* [What to work on]:
Determine the number of lines below that contain "Flip". Write nothing but that number.

* [Supplied material]:

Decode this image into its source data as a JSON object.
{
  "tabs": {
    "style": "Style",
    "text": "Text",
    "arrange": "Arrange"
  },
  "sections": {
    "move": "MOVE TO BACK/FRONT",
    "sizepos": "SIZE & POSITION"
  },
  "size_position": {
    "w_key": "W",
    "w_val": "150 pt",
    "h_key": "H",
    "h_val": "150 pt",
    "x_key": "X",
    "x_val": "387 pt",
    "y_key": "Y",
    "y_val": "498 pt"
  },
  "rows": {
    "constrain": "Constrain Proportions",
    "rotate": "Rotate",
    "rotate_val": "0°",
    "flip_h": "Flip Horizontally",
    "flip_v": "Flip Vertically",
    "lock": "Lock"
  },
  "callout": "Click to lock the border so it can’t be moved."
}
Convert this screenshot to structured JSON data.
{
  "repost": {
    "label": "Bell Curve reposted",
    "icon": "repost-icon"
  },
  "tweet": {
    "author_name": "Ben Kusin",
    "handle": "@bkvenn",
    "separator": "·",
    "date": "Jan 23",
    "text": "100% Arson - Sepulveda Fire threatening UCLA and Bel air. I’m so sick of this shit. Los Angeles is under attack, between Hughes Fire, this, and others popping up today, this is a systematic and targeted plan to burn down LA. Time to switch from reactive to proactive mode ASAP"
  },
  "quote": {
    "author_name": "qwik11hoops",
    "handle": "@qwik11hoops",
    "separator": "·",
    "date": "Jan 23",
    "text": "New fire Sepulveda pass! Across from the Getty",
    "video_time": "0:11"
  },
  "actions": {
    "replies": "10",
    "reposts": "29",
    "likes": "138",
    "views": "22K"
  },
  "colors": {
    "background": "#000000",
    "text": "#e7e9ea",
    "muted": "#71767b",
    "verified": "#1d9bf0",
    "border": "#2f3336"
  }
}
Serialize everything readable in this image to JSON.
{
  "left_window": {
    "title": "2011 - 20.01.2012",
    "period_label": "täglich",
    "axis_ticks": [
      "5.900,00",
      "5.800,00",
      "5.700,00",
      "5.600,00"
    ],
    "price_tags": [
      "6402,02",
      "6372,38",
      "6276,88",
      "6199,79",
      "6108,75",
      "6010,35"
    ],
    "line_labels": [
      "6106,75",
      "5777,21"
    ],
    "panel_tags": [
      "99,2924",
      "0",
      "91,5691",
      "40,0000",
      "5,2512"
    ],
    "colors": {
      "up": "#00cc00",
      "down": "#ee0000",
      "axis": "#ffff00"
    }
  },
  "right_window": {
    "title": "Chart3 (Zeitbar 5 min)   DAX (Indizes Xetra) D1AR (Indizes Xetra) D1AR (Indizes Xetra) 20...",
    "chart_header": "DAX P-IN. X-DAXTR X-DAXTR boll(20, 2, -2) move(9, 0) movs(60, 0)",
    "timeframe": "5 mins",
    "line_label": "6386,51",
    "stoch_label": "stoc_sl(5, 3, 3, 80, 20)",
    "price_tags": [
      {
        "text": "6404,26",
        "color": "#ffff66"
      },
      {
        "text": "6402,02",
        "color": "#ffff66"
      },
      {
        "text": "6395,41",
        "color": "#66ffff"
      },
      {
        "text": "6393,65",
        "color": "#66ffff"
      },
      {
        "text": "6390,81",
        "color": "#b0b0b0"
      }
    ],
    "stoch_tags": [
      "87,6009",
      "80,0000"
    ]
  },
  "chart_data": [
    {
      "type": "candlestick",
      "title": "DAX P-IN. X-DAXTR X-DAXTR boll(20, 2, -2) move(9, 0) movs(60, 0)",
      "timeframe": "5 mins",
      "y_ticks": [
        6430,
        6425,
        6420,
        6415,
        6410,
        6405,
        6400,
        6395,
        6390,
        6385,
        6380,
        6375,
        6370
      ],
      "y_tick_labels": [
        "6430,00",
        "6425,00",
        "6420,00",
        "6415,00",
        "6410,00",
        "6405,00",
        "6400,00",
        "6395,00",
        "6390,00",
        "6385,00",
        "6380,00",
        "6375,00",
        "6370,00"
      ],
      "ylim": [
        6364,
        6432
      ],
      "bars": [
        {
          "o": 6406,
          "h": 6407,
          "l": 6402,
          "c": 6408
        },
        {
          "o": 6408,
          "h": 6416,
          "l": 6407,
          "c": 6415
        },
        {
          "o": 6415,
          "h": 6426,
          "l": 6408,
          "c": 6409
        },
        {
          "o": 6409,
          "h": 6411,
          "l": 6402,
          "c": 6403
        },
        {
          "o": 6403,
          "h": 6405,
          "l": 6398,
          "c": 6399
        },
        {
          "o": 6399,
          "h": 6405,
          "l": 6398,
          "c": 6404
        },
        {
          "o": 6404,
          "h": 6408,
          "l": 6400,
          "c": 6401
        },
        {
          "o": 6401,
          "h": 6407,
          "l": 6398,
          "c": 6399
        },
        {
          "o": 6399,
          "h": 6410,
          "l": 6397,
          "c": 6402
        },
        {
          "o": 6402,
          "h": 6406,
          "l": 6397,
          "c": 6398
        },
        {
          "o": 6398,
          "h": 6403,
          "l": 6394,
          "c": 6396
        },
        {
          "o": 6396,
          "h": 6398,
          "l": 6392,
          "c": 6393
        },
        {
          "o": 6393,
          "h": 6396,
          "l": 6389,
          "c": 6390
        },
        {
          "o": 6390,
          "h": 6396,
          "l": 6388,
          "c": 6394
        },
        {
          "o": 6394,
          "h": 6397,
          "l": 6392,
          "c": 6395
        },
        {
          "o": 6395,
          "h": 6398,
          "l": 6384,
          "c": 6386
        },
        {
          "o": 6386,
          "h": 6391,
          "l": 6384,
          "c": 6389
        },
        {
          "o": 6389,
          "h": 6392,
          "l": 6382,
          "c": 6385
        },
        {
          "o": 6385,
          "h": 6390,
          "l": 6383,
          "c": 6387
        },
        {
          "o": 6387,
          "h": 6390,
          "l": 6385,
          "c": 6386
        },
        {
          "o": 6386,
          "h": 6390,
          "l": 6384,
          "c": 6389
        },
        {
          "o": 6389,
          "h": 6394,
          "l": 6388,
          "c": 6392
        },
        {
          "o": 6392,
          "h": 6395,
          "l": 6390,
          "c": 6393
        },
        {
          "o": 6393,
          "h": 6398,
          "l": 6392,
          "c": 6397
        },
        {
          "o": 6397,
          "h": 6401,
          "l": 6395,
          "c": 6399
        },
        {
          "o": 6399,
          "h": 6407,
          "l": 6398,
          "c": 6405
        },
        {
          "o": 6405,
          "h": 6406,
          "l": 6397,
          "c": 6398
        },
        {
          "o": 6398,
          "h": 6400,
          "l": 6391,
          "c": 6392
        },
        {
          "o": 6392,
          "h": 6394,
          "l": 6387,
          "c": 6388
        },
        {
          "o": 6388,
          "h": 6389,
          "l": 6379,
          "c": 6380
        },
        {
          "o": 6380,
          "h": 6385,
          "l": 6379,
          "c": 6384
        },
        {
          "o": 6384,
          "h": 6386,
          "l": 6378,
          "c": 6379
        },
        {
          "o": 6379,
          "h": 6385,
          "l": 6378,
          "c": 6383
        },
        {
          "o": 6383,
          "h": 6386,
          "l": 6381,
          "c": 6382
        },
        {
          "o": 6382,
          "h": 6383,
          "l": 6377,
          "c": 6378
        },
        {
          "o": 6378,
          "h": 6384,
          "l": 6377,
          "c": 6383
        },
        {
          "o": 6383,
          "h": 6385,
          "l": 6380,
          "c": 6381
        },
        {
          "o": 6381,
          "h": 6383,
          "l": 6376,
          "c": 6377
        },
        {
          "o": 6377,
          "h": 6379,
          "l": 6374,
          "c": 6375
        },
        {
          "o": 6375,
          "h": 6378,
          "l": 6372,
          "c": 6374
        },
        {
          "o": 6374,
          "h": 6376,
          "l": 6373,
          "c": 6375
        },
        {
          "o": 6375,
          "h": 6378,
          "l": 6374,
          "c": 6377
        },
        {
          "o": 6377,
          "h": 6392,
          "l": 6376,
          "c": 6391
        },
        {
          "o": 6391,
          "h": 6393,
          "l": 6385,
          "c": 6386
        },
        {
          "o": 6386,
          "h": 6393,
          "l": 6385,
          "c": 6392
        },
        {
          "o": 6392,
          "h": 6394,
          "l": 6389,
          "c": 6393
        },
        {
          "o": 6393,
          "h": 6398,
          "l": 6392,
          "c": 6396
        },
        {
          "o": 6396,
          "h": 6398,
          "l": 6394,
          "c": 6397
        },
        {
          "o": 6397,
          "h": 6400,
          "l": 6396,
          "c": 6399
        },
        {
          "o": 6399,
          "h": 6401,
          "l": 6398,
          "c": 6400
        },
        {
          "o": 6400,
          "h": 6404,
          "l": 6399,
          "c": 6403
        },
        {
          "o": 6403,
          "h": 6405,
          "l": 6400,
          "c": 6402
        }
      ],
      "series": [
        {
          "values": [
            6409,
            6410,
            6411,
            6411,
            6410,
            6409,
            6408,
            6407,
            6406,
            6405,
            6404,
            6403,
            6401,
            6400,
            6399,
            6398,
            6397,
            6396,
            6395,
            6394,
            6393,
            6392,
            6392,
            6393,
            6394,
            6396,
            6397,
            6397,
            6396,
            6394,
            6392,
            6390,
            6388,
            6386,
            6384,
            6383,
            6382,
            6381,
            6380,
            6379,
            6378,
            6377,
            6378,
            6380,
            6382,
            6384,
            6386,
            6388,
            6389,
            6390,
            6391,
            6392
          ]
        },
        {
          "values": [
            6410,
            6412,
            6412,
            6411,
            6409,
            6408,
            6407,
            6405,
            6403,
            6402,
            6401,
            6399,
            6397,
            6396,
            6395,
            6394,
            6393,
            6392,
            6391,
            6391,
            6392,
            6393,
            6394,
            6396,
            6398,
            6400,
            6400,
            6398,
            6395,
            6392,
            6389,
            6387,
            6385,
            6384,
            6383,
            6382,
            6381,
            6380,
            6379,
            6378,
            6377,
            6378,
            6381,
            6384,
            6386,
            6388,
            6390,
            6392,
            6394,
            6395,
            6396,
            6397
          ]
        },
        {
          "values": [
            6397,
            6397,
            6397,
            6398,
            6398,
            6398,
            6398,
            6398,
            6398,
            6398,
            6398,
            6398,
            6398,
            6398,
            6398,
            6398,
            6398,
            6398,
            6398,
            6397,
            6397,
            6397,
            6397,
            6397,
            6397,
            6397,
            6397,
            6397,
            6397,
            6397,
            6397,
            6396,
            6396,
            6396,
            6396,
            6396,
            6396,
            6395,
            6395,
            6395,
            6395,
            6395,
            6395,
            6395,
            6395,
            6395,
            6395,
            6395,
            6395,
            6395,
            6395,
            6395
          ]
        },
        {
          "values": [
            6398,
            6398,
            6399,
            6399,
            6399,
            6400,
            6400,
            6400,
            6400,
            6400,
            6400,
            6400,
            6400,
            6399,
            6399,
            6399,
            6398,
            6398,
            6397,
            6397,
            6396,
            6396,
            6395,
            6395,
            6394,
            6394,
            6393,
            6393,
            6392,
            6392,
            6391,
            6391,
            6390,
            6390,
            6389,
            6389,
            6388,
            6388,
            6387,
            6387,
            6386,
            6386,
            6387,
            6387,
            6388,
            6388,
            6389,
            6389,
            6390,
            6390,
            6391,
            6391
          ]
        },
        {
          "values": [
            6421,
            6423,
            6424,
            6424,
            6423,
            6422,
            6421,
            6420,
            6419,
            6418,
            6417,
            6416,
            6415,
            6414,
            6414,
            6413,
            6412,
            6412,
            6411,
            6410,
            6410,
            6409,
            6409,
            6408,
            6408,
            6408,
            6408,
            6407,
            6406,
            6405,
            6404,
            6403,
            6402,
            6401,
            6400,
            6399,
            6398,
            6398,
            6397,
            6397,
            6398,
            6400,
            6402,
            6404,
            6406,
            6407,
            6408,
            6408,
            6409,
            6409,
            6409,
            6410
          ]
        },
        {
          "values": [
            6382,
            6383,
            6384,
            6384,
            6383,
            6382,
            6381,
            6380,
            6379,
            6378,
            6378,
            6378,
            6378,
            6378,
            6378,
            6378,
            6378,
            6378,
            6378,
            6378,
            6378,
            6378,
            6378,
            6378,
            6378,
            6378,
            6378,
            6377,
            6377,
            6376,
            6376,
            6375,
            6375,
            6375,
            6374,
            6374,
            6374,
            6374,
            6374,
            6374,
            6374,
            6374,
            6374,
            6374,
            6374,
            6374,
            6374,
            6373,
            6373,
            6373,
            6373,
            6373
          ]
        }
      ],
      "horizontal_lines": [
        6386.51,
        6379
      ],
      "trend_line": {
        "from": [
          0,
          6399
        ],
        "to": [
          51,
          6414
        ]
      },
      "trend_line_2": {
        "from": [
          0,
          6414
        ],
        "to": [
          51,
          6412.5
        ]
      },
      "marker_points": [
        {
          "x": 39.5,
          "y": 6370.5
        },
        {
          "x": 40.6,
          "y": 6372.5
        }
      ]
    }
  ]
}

* [Result for this exercise]:
2